CAMBRAI, France (AP) -- The latest from the fourth stage of the Tour de France (all times local):
Clouds of dust raised over the small road lined up with hundreds of fans as the peloton entered the second cobbled section of Tuesday's stage in Northern France.
Defending champion Vincenzo Nibali's Astana team set up a quick pace at the front and the peloton stretched out and split in two.
Two-time champion Alberto Contador, Nairo Quintana and race leader Chris Froome are fighting hard to stay within reach of the Italian champion, who has launched another attack at the start of the third section of cobblestones after the day's breakaway riders were reigned in.
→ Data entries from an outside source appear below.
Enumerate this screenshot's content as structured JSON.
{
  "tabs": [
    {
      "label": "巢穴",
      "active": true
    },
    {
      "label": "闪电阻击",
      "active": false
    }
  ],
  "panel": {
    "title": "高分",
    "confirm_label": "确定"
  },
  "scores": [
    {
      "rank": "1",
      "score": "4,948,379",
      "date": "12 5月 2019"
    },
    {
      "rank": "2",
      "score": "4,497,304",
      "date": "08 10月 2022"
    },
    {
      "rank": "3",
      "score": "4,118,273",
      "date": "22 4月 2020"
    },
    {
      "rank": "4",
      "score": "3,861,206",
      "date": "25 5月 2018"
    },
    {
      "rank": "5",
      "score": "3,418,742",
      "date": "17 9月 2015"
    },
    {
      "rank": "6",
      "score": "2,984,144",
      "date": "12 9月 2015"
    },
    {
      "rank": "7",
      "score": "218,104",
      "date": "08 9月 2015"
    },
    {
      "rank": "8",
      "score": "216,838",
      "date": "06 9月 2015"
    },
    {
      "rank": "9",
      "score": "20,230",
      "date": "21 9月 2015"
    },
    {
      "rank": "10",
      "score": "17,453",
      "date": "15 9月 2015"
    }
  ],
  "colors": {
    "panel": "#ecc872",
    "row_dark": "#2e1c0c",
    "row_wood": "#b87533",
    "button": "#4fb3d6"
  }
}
With its seven cobbles sectors, the fourth stage of the Tour de France looks very much like the Paris-Roubaix classic.
At 223.5-kilometer, it's also the longest of the race this year and comes after two days of frenetic racing in the Netherlands and Belgium. For Nairo Quintana's Movistar team manager, it's far too much.
"This is the stage of all dangers, I can't believe that we have to tackle such a dangerous stage at the Tour de France," Unzue told The Associated Press. "There were many incidents last year on the cobbles, and the riders don't deserve a day like this. Cycling is already one of the most dangerous sports, there is no need for extra danger."
Quintana, one of the four favorites for the yellow jersey alongside Chris Froome, Vincenzo Nibali and Alberto Contador, was briefly dropped after the first section of cobblestones Tuesday but easily made his way back in the peloton.
Raymond Poulidor, the eternal Tour de France runner-up, was left baffled by the organizers' decision to neutralize the third stage of the race because of a massive crash.
Tour director Christian Prudhomme said the 10-minute interruption of the race on Monday was made to ensure the riders' safety. In Poulidor's opinion, it went against cycling's etiquette.
"Prudhomme said it himself, riders are like wild animals, they don't want to stop after a crash, they want to go for the kill," Poulidor told The Associated Press at the start of Tuesday's stage to Cambrai.
Poulidor, who secured eight podium finishes at the Tour during his career, said the race would have never been stopped in his racing days. At the 1968 Tour, he was involved in a serious crash after a motorbike knocked him over and fell on top of him.
"During my time, when a rider was down he was attacked," Poulidor said. "When I was hit by the motorbike, I was almost dead on the side of the road and my rivals attacked. When I had a puncture, I was attacked, when I stopped for a piss, I was attacked. And that was normal."
Back in the yellow jersey for the first time since winning the Tour de France two years ago, British rider Chris Froome leads out the peloton Tuesday for the fourth stage of the race.
Froome took the jersey from Fabian Cancellara in Monday's crash-marred third stage, and holds a slim one-second lead over German rider Tony Martin and 13 seconds over American rider Tejay Van Garderen.
After two days of chaotic racing, stage 4 promises to be another eventful one. At 223.5 kilometers it is the longest of the race and features several treacherous cobblestone sections that should ensure some nerve-jangling moments for a peloton somewhat banged-up after Monday's heavy crash took down some 20 riders.